While Let’s Be Cops’ premise is refreshingly original, its comedic vibe doesn’t stay consistent throughout. I’d say roughly the first third and the final twenty minutes of the movie’s runtime are its biggest strengths, simply because they focus mainly on the comedy without getting muddled by the criminal gang meta-plot. The first third features a lot of the gags seen in the movie’s trailer, including a house call to a sorority house and a hardware store break-in that pairs the two up with veteran patrol officer Seagars (Rob Riggle). While the business with the criminal organization is bolstered somewhat thanks to cameos from both Andy Garcia and Keegan-Michael Key (of Key and Peele), it is so riddled with plot holes and inconsistent segways that it completely breaks the movie’s flow.

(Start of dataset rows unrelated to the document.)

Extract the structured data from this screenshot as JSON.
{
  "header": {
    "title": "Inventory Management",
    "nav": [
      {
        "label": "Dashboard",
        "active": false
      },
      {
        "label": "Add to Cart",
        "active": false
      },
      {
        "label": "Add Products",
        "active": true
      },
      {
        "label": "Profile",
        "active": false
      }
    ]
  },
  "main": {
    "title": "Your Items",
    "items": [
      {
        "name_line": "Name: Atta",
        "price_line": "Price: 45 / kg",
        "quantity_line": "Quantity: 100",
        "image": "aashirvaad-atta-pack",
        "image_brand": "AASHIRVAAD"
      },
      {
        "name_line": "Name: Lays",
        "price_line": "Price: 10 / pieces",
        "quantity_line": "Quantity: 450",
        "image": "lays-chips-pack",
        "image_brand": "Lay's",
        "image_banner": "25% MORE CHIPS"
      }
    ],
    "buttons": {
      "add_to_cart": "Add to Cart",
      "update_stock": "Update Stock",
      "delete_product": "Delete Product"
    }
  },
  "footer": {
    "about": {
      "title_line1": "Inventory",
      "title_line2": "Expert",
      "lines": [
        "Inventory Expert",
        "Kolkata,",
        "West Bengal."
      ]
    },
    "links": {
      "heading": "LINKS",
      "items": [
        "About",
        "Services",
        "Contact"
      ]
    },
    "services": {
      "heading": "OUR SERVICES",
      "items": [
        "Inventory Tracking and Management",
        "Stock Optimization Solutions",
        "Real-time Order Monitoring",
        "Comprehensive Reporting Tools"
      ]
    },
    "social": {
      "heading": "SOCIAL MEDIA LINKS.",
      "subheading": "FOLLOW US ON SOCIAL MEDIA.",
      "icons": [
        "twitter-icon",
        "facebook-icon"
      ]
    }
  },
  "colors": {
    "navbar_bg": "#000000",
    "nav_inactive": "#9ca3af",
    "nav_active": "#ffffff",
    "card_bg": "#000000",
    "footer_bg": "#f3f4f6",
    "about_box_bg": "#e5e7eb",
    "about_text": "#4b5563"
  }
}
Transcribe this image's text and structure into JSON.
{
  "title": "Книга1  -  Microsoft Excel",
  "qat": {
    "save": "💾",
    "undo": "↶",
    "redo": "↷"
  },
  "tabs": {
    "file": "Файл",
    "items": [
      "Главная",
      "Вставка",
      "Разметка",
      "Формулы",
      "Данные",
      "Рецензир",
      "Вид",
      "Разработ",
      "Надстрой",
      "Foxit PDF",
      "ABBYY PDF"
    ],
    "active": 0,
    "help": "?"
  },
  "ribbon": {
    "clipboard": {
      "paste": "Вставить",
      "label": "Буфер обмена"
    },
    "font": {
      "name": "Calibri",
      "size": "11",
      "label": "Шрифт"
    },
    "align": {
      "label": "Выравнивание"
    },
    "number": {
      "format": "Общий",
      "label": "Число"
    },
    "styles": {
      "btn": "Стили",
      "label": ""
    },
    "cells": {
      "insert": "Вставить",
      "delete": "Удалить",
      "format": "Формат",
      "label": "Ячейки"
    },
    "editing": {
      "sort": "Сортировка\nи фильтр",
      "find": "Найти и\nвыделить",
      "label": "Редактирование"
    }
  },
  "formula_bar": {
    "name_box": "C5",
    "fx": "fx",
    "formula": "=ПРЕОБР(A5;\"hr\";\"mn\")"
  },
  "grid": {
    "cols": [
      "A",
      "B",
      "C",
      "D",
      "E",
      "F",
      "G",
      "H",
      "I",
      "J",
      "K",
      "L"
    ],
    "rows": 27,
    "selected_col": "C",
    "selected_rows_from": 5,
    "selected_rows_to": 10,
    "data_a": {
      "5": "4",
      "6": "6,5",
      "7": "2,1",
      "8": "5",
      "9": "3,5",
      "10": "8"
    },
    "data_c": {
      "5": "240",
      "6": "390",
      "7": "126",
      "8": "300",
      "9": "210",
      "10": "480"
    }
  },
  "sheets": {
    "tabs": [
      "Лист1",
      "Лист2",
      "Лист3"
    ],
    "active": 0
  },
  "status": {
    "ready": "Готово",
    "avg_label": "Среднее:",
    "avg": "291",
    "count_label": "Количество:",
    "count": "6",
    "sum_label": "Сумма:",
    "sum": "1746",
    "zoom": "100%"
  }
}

Fortunately the film gets back on track during its final twenty minutes or so but even then, its overall moral of buddies supporting each other even when things look bleak feels rushed and disconnected from all the police impersonation hijinks. Aside from the disjointed narrative, the film’s only other glaring weakness is an over-reliance on the archetypes both Ryan and Justin represent. Neither character really goes through any sort of meaningful growth (despite each guy’s constant demeaning of the other’s behavior) and yet the viewer is expected to believe that the predictable (and rushed) moment of conciliation the two have during the film’s climax is supposed to suddenly inspire both men to grow up and get their acts together.
I’d be willing to say I think Let’s Be Cops would have worked better if it didn’t devote so much of its script to Ryan’s and Justin’s showdown with Mossi and his thugs. I understand it gave Ryan’s character a sense of purpose but it also pulled the film’s story out of the realm of plausible comedy and into the non-compelling territory of ramped up action that served *no* purpose. When the guys are just dinking around and getting into trouble, the laughs are nearly non-stop. When the film then tries to transfer those hijinks into a narrative with actual criminals and consequences, the whole thing sadly falls apart.
If you’re still looking for a fun comedy to see this summer, I’d recommend Let’s Be Cops if only because both Johnson and Wayans Jr. are hilarious (especially when they’re together) and because it’s a genuinely funny flick that also has a completely original concept. If you can deal with the movie’s far-fetched concept of two guys being able to so perfectly get away with impersonating cops and the even *more* far-fetched concept of them being able to successfully take down a criminal organization almost entirely on their own, you should be good. It may not have the most consistent or plausible narrative, but Let’s Be Cops has more than enough laughs packed into its two-hour runtime to make the price of admission well worth it.
Images: Official Movie Website